━━━━━ Material for the task
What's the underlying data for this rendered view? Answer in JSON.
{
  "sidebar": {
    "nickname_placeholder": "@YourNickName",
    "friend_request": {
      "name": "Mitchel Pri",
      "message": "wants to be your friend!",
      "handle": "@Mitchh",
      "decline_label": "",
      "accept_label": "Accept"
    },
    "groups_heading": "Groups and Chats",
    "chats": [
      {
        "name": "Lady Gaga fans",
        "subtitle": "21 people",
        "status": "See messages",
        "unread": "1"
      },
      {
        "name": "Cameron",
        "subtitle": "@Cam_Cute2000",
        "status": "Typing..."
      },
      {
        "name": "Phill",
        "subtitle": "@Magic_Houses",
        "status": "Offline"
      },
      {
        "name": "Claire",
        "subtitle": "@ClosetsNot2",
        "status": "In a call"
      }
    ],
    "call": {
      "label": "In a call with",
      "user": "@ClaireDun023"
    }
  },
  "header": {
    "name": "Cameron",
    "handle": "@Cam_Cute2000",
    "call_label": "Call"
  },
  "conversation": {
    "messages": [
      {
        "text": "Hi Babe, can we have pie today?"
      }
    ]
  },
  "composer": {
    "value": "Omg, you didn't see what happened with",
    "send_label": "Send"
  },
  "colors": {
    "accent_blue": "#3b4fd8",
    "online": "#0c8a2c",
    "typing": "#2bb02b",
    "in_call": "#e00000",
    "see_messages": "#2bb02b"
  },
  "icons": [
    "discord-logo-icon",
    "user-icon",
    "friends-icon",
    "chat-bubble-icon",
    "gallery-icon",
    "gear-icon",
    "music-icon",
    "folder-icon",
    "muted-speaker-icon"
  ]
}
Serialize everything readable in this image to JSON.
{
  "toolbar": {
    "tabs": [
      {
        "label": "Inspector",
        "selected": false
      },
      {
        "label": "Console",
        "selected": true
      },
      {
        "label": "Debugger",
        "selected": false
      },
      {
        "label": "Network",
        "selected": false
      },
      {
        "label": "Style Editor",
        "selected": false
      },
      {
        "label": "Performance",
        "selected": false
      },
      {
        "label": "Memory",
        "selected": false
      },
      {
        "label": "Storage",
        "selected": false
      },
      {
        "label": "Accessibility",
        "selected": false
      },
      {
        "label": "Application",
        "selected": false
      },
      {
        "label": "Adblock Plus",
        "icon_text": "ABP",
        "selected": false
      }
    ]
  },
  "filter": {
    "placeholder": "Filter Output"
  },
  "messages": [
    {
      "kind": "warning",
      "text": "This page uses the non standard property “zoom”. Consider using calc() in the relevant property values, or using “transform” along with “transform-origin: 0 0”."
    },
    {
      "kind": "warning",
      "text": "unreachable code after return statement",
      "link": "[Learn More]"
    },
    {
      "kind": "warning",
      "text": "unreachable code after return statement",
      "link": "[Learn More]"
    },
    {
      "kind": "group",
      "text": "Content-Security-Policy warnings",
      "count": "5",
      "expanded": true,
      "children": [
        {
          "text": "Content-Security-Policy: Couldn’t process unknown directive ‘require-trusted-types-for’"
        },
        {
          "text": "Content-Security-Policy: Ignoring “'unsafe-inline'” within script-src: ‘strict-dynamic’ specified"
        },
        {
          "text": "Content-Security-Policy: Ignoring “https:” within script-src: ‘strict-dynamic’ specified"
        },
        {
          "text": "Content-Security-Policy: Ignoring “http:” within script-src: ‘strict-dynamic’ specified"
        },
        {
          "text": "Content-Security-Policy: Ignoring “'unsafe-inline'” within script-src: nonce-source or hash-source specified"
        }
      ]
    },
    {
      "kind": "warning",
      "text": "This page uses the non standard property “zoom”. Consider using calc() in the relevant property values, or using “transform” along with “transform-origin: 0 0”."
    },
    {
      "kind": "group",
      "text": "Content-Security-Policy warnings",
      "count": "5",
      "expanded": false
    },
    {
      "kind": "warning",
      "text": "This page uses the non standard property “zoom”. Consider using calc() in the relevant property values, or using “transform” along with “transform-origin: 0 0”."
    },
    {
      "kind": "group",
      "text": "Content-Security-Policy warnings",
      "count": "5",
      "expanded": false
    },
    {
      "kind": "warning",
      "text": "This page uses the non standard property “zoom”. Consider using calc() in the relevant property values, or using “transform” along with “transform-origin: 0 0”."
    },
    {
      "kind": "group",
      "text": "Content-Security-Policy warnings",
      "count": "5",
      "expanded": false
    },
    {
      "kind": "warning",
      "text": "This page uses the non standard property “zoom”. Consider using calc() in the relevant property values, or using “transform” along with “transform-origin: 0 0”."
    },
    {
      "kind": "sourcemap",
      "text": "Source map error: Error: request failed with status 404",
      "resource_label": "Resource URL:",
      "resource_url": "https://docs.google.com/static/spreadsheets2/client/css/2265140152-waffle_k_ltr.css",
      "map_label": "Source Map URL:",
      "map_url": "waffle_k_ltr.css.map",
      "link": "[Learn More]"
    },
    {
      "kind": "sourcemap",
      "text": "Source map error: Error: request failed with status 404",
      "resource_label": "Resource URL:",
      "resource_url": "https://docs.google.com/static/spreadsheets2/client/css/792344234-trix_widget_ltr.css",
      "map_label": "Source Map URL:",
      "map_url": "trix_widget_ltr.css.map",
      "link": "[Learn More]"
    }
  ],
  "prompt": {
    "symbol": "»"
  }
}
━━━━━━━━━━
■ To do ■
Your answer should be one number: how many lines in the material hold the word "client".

■ Result below ■
2